Some suppose that Moses had a limited vocabulary to draw from, that the Hebrew language confined him to use the literal day ‘yowm’ meanwhile he wanted to express symbolic time. Is this claim true?

Biblical evidence forbids such a claim. The Hebrew text cannot be used as a scapegoat in this matter, for it contains a large variety of words and expressions for symbolic or indefinite time. If God wanted us to deduce a symbolic meaning to the six days of creation, He could have done that by eliminating numbers and phrases that render ‘yowm’ a specific. Besides, there are other words God could have used. The nearest could have been ‘yamin’ the plural of ‘yowm’. Used with or without “evening and morning,” ‘yamin could refer to indefinite time consisting of days and nights. Surely the word would qualify the theory of a punctuated creation week. For nobody would be able to tell how many “days and nights” were there in the ‘yamin’ concept. Instead Moses was inspired to carefully choose those expressions and words that eliminate doubt so we could be established in the truth.  Besides ‘yamin’, ‘olam’ and ‘qedem’ would suit the scenario of indefinite time in the past if Moses wasn’t sure of the duration. They both carry the general notion of “ages past” or “eternity past.” [3] Nonetheless God bypassed those words.

The most common assertion is that time continues until now; that there was no termination of the days of creation. This allegation is falsely construed from the words of our Lord when He said “My Father worketh hitherto, and I work” John 5:17. This text is supposed to support the idea that God never ended His work of creation, although it is said of the same God that “on the seventh day God ended his work which he had made; and he rested on the seventh day from all his work which he had made” Genesis 2:2. He thus rested not because He was tired, for “the Creator of the ends of the earth, fainteth not, neither is weary” Isaiah 40:28.

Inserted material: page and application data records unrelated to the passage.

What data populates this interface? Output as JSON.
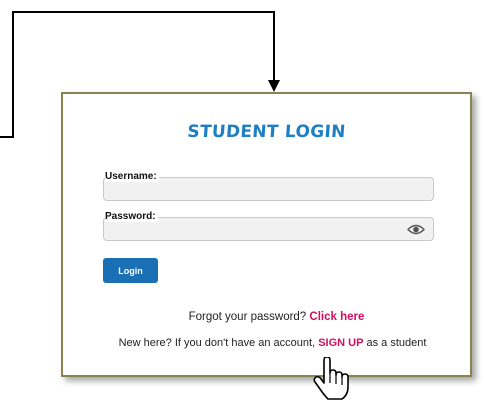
{
  "login": {
    "title": "STUDENT LOGIN",
    "username_label": "Username:",
    "username_value": "",
    "password_label": "Password:",
    "password_value": "",
    "login_button": "Login",
    "forgot_text": "Forgot your password?",
    "forgot_link": "Click here",
    "new_here_text": "New here? If you don't have an account,",
    "signup_link": "SIGN UP",
    "signup_suffix": "as a student"
  },
  "icons": {
    "password_toggle": "eye-icon",
    "pointer": "hand-pointer-icon"
  },
  "colors": {
    "title": "#1f7fc3",
    "button": "#1a6fb5",
    "link": "#d1105f",
    "panel_border": "#8a8350"
  }
}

If God wanted us to take the creation week a continuous work until now He could have easily employed suitable words for such. God could have used “yowm rab” or ‘yowm  arak’ which denote a long day or a long season. This phrase appears three times in the Pentateuch (Genesis 26:8; Numbers 20:15; Deuteronomy 20:19; and if Moses was impressed that the creation week was composed rather of unusual “long days” or “seasons”, he had the vocabulary to go back and rewrite his maiden chapter of Genesis, but he didn’t since that first chapter was in accordance with the will of God. There are still other words which were of common expression to the Hebrews such as ‘ad’, ‘tamid’, ‘dor’, ‘shanah’, etc. which could have been used if God wanted us to embrace the “long day” supposition. Instead God ignored all those words.  

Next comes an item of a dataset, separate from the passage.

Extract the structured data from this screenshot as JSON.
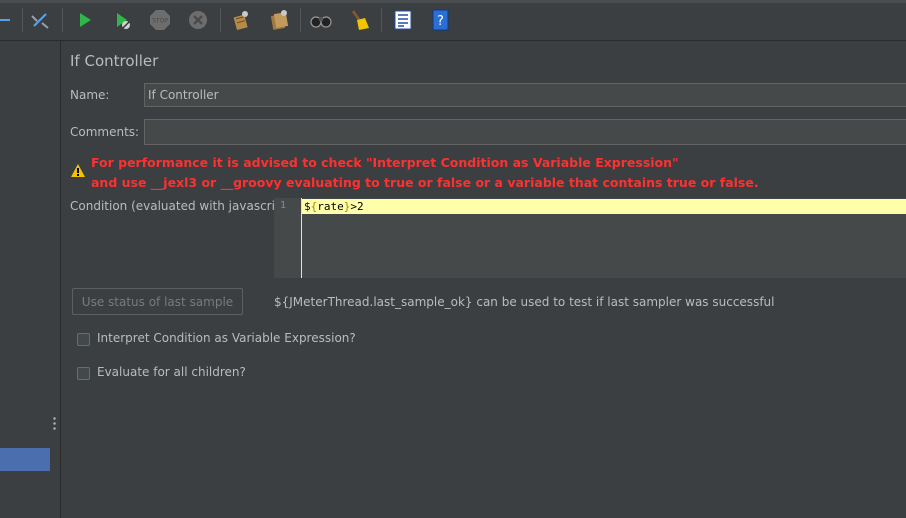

Does it matter? Does it make any difference? Isn’t it enough just believing that God made the world regardless of how long it took? The answer is an affirmative yes. It matters. A misguided understanding of Creation in Genesis renders the whole theological structure brittle. For example, without going too far, one cannot understand the Bible teaching of Genesis that God rested on the seventh day if they hold the erroneous idea that the days of creation were symbolic. It would therefore make the seventh day Sabbath commandment impossible to keep. Thus it is important to reevaluate one’s stand on the Genesis account to see if it stands the Bible test. For nothing but the truth should be our rule of faith.  “And ye shall know the truth, and the truth shall make you free” John 8:32”


[1] The Hebrew words, anglicized spellings can be viewed online on  

[2] M. Saebo, in his Theological Dictionary of the Old Testament 6:22, says that yôm is: ‘the fundamental word for the division of time according to the fixed natural alternation of day and night, on which are based all the other units of time (as well as the calendar).’ Cited from Ref. 1, p. 72.

[3] NAS Exhaustive Concordance of the Bible with Hebrew-Aramaic and Greek Dictionaries. Copyright © 1981, 1998 by The Lockman Foundation